EXERCISE BRIEF:
From the entries below, gather each line containing the word "icon".

MATERIAL TO PROCESS:

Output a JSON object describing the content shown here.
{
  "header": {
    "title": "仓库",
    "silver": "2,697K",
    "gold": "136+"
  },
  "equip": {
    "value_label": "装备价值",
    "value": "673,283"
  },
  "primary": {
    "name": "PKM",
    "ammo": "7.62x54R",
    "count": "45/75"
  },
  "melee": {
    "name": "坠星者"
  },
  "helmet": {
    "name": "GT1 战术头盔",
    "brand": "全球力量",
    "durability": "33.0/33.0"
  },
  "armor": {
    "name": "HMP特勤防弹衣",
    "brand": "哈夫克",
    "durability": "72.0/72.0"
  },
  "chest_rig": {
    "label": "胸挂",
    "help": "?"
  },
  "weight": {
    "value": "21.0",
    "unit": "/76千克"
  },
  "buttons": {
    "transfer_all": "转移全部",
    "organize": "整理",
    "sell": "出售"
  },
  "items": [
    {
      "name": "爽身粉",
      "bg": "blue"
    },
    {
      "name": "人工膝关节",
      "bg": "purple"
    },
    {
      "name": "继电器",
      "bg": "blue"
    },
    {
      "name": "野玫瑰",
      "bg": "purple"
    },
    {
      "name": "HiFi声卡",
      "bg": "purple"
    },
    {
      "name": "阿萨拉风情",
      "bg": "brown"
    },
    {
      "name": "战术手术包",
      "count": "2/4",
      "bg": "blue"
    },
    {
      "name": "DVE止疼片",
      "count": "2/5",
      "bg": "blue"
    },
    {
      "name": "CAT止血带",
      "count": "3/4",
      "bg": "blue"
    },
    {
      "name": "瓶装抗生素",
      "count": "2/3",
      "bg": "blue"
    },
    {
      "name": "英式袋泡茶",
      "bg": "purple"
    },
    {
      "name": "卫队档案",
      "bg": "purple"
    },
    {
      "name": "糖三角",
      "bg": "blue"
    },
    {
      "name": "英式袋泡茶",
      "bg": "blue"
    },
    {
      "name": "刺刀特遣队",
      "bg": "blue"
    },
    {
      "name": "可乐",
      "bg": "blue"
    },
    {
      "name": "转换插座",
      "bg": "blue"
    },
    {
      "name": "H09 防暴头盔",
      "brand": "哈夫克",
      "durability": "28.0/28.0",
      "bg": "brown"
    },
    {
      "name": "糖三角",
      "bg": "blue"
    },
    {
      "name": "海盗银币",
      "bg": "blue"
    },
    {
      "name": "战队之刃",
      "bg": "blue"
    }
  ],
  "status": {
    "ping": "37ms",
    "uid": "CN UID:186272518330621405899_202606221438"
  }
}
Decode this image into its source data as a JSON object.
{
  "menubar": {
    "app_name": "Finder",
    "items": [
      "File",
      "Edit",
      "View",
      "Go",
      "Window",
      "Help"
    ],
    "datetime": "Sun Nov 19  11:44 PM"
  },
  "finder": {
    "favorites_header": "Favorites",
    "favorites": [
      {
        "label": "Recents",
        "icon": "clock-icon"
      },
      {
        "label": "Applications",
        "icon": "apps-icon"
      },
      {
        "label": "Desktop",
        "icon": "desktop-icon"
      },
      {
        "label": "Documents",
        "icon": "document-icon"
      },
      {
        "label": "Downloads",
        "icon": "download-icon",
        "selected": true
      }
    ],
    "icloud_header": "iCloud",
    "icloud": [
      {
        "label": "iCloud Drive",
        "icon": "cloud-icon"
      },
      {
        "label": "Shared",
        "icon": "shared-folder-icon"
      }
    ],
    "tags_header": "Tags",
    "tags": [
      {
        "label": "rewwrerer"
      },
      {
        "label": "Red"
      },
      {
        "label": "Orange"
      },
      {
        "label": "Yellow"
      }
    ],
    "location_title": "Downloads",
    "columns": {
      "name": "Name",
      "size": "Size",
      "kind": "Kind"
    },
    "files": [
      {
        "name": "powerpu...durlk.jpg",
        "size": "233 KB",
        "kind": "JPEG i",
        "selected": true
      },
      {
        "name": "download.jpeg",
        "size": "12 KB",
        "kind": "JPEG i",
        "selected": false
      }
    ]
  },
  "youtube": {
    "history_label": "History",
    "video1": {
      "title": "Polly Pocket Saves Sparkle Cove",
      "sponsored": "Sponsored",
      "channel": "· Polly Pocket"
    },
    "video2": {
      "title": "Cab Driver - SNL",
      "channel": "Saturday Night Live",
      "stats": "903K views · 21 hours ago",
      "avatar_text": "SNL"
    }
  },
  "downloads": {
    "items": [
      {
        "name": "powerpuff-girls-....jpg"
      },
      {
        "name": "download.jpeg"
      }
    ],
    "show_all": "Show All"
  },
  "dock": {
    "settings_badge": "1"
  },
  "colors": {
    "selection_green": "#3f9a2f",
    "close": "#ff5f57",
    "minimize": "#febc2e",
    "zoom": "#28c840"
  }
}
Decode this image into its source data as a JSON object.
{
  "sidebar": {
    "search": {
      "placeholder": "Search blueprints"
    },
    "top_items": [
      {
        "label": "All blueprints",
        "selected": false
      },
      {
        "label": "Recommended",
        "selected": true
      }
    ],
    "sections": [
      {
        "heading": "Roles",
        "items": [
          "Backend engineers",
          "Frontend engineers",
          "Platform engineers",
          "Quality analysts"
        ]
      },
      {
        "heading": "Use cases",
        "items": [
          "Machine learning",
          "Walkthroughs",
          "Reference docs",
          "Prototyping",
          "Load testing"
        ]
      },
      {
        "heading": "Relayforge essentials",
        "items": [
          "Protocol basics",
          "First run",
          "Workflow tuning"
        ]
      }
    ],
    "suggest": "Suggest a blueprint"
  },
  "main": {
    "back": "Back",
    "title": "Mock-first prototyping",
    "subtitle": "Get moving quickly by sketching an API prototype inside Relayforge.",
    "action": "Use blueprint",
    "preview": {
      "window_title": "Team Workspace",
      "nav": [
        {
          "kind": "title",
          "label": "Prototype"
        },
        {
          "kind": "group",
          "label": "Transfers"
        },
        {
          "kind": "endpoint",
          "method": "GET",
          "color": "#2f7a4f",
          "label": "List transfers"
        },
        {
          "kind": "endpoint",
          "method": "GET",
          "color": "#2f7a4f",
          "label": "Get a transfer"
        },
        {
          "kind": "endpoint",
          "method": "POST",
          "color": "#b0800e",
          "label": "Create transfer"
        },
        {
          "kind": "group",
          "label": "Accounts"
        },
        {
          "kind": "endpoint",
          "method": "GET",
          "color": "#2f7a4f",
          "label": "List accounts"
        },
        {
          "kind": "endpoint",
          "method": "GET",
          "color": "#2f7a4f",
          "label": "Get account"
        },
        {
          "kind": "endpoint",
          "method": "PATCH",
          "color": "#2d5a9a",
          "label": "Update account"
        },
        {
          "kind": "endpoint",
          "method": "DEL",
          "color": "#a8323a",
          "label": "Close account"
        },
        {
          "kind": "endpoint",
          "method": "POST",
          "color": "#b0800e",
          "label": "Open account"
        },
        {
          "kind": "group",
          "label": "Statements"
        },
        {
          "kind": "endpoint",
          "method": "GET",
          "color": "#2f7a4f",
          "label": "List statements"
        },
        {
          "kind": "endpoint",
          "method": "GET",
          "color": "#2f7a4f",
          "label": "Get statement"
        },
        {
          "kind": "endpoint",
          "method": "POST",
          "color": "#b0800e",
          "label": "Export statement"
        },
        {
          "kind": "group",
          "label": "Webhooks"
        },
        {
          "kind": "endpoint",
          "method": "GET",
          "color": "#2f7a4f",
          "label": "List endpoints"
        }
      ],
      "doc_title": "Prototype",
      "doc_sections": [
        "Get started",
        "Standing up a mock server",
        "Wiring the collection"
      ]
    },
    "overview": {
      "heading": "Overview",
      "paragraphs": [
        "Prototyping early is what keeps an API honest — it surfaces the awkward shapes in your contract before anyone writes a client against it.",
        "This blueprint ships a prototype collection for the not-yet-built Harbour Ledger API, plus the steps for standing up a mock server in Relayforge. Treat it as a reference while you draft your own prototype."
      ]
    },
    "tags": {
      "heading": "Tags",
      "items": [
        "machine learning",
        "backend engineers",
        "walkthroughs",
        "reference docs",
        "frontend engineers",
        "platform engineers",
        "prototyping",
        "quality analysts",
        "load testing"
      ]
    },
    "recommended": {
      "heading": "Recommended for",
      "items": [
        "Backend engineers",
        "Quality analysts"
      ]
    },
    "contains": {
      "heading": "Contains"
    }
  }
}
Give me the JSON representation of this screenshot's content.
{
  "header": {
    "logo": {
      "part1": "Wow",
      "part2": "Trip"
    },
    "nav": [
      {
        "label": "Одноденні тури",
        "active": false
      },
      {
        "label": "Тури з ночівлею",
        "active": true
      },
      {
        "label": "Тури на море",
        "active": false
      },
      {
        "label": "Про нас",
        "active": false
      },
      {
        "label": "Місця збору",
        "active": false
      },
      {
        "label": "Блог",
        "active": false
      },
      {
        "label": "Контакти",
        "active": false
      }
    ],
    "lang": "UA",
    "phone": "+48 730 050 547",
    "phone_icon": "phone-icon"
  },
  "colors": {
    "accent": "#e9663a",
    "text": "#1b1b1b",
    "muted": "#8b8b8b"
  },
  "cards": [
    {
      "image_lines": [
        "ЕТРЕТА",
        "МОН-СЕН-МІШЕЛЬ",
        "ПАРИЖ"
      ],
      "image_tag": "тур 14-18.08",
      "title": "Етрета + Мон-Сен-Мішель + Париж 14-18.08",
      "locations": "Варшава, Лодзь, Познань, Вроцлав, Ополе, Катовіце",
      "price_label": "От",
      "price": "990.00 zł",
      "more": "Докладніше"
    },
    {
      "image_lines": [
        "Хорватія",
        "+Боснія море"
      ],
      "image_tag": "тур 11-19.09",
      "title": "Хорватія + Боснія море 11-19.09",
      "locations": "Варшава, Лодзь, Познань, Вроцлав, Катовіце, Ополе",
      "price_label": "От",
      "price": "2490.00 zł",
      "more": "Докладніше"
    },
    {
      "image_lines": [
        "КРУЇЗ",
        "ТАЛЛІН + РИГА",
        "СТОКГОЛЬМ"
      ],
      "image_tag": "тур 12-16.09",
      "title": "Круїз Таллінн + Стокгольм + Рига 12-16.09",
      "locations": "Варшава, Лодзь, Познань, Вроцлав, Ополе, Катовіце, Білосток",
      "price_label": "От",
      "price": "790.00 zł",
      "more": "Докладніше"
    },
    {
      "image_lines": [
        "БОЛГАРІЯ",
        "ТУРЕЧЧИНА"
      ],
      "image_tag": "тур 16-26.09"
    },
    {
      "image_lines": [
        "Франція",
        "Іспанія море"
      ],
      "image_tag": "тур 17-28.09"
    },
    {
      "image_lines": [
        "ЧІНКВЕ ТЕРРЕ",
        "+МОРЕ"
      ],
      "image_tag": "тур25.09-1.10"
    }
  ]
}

WRITTEN SOLUTION:
        "icon": "clock-icon"
        "icon": "apps-icon"
        "icon": "desktop-icon"
        "icon": "document-icon"
        "icon": "download-icon",
        "icon": "cloud-icon"
        "icon": "shared-folder-icon"
    "phone_icon": "phone-icon"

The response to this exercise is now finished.